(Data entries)
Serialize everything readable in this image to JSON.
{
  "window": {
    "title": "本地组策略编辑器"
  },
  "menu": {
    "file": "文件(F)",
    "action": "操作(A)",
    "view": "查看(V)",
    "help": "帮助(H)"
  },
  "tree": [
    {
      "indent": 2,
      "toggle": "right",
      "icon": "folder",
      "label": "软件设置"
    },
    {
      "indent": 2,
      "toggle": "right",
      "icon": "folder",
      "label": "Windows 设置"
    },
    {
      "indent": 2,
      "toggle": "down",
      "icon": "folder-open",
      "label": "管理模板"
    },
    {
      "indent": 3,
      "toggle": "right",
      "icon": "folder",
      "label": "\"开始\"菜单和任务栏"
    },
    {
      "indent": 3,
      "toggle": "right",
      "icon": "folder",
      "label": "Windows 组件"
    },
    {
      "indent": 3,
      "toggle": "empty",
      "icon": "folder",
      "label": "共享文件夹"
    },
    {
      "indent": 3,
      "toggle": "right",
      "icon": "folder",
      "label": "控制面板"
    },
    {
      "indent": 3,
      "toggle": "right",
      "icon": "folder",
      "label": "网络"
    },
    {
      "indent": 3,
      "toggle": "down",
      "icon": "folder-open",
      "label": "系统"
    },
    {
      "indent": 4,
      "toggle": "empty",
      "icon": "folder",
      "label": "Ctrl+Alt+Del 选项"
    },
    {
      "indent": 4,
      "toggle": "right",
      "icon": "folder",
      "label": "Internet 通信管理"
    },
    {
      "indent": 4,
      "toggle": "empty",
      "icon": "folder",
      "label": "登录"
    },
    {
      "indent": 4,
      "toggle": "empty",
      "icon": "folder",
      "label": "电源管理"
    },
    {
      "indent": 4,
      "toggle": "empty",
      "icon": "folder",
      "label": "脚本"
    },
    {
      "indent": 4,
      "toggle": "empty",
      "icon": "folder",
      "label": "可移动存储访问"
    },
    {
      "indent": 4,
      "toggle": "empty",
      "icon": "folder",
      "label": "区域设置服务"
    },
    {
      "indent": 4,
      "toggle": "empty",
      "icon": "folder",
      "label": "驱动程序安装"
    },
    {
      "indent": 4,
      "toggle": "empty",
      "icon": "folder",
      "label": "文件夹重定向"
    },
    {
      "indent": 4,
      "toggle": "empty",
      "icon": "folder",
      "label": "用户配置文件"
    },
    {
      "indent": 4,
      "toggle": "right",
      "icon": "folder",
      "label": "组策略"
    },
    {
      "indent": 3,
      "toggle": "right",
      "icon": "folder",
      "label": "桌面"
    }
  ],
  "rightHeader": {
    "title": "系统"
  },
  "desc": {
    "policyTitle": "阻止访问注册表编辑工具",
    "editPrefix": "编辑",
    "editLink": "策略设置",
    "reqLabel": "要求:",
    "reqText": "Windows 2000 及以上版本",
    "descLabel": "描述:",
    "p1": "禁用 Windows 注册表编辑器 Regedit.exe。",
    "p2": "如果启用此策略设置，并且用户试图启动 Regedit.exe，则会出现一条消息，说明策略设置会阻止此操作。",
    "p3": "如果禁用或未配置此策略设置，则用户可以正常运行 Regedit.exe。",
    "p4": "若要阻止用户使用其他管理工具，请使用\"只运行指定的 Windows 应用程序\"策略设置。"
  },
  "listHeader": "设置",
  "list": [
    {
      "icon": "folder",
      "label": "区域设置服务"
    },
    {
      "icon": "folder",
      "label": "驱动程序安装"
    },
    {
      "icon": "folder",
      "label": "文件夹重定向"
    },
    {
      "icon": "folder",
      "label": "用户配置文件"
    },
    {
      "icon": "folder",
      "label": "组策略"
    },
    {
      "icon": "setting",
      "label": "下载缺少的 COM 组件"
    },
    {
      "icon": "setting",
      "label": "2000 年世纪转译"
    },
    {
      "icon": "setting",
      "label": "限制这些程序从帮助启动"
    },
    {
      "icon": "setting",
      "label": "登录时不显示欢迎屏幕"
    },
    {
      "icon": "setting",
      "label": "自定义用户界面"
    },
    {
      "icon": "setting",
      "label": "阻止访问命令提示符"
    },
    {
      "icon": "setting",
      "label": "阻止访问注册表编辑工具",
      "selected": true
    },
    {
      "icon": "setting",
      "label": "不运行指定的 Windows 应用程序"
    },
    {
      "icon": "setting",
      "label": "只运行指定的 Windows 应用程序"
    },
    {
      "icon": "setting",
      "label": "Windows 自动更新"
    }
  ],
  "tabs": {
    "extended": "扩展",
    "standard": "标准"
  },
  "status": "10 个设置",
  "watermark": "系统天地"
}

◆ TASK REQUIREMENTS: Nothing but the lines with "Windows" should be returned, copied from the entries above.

◆ WRITTEN REPLY:
      "label": "Windows 设置"
      "label": "Windows 组件"
    "reqText": "Windows 2000 及以上版本",
    "p1": "禁用 Windows 注册表编辑器 Regedit.exe。",
    "p4": "若要阻止用户使用其他管理工具，请使用\"只运行指定的 Windows 应用程序\"策略设置。"
      "label": "不运行指定的 Windows 应用程序"
      "label": "只运行指定的 Windows 应用程序"
      "label": "Windows 自动更新"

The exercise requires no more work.